- What you are asked to do: Show every line from the entries that follow which holds the word "외국인보유".

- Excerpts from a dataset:

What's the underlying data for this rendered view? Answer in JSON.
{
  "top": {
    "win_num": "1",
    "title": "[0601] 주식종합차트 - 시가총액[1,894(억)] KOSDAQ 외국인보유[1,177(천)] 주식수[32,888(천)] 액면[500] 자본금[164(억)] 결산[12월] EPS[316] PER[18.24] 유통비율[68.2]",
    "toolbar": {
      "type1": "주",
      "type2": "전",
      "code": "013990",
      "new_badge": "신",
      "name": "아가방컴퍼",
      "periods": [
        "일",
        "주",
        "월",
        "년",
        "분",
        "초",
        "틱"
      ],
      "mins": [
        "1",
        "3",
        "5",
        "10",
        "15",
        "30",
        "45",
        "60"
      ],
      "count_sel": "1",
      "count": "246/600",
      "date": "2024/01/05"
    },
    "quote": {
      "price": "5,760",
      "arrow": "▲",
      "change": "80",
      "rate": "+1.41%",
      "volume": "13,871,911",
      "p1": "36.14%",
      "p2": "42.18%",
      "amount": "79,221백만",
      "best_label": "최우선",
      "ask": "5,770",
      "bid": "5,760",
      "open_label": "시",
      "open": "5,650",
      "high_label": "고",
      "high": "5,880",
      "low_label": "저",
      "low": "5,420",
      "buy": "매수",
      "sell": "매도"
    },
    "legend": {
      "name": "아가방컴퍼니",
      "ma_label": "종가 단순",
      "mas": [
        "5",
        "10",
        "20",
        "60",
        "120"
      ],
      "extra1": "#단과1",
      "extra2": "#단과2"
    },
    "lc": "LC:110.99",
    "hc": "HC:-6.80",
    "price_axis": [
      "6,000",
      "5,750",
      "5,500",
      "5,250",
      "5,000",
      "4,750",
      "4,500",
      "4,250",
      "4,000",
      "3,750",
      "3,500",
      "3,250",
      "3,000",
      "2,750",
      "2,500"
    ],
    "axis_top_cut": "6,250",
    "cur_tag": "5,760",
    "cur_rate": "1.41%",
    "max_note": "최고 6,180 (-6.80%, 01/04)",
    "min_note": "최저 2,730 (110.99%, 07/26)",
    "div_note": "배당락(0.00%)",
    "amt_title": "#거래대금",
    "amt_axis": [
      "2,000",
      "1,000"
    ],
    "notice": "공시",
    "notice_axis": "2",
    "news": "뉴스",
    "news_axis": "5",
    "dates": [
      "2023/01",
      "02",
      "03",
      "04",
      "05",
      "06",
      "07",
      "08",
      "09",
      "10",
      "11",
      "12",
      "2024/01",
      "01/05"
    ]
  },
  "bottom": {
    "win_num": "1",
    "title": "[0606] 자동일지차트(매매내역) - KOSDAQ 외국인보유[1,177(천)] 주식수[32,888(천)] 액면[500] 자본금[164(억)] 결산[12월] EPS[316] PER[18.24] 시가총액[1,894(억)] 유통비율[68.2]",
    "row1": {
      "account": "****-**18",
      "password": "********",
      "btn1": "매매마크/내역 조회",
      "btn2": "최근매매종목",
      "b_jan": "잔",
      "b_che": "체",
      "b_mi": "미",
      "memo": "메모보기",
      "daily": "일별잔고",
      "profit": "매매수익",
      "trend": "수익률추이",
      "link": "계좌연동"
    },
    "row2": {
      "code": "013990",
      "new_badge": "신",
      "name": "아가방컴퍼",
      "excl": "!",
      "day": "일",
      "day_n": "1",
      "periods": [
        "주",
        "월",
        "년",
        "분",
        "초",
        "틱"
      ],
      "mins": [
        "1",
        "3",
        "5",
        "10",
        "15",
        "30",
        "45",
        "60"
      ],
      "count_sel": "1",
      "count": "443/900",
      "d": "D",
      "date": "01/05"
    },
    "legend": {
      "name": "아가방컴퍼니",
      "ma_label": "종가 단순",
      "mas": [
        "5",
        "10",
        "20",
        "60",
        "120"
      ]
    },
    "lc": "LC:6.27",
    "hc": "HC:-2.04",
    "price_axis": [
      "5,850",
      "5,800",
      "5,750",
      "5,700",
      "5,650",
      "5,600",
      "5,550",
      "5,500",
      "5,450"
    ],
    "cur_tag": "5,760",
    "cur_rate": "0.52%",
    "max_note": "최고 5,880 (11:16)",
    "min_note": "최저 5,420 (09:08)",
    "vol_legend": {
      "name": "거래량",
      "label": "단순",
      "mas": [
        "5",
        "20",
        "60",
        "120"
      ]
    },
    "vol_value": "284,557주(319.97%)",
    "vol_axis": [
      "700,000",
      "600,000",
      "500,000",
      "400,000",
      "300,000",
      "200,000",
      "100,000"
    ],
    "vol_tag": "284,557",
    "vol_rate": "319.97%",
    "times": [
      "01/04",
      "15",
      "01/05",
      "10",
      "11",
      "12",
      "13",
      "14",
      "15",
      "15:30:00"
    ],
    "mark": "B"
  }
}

- Solution to this problem:
    "title": "[0601] 주식종합차트 - 시가총액[1,894(억)] KOSDAQ 외국인보유[1,177(천)] 주식수[32,888(천)] 액면[500] 자본금[164(억)] 결산[12월] EPS[316] PER[18.24] 유통비율[68.2]",
    "title": "[0606] 자동일지차트(매매내역) - KOSDAQ 외국인보유[1,177(천)] 주식수[32,888(천)] 액면[500] 자본금[164(억)] 결산[12월] EPS[316] PER[18.24] 시가총액[1,894(억)] 유통비율[68.2]",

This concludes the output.